[Extracted records — start]

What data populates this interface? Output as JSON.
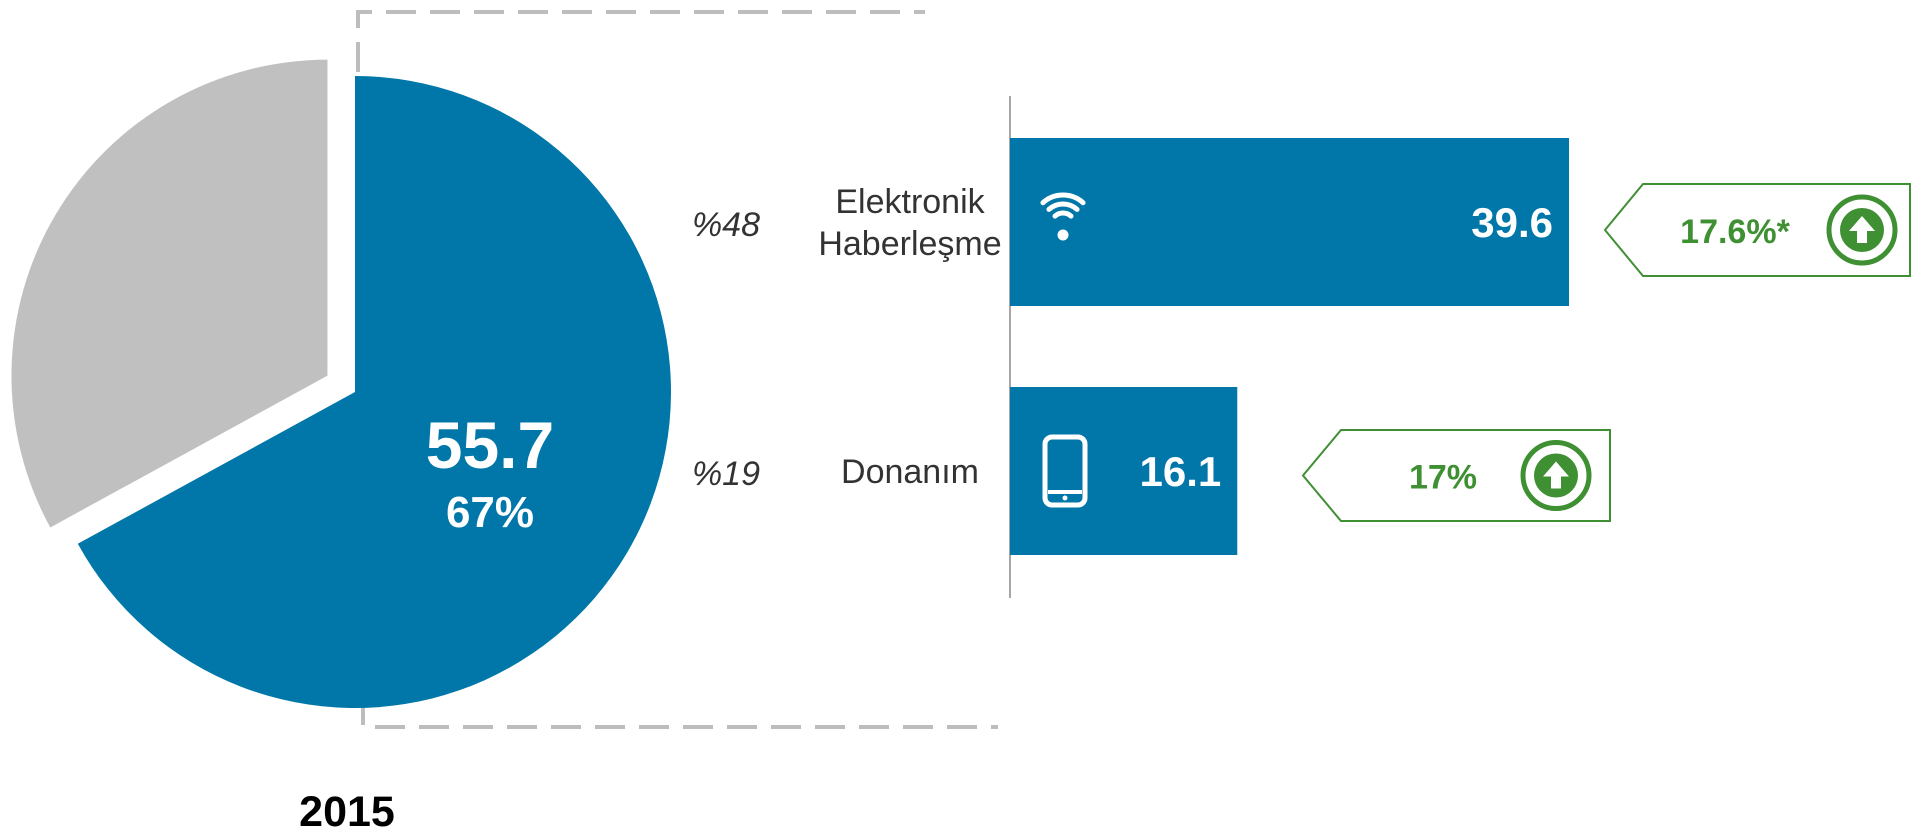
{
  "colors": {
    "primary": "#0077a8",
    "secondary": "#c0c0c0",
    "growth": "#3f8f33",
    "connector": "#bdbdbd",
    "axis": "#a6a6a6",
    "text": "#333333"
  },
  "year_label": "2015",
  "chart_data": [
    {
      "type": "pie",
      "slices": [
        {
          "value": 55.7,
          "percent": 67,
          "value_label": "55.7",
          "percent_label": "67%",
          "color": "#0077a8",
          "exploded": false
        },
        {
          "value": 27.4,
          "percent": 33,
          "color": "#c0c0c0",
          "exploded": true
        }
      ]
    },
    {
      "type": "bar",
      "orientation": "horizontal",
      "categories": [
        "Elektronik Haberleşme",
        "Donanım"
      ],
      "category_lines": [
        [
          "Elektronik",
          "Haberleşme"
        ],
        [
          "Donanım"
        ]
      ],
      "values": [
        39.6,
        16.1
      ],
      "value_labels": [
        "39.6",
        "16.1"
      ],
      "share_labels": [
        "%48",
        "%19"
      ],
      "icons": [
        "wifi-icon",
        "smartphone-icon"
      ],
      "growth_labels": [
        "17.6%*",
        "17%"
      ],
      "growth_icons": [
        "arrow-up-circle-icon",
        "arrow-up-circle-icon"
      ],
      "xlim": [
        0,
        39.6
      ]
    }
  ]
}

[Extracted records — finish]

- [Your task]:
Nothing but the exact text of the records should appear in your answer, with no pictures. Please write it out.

- [Result]:
What data populates this interface? Output as JSON.
{
  "colors": {
    "primary": "#0077a8",
    "secondary": "#c0c0c0",
    "growth": "#3f8f33",
    "connector": "#bdbdbd",
    "axis": "#a6a6a6",
    "text": "#333333"
  },
  "year_label": "2015",
  "chart_data": [
    {
      "type": "pie",
      "slices": [
        {
          "value": 55.7,
          "percent": 67,
          "value_label": "55.7",
          "percent_label": "67%",
          "color": "#0077a8",
          "exploded": false
        },
        {
          "value": 27.4,
          "percent": 33,
          "color": "#c0c0c0",
          "exploded": true
        }
      ]
    },
    {
      "type": "bar",
      "orientation": "horizontal",
      "categories": [
        "Elektronik Haberleşme",
        "Donanım"
      ],
      "category_lines": [
        [
          "Elektronik",
          "Haberleşme"
        ],
        [
          "Donanım"
        ]
      ],
      "values": [
        39.6,
        16.1
      ],
      "value_labels": [
        "39.6",
        "16.1"
      ],
      "share_labels": [
        "%48",
        "%19"
      ],
      "icons": [
        "wifi-icon",
        "smartphone-icon"
      ],
      "growth_labels": [
        "17.6%*",
        "17%"
      ],
      "growth_icons": [
        "arrow-up-circle-icon",
        "arrow-up-circle-icon"
      ],
      "xlim": [
        0,
        39.6
      ]
    }
  ]
}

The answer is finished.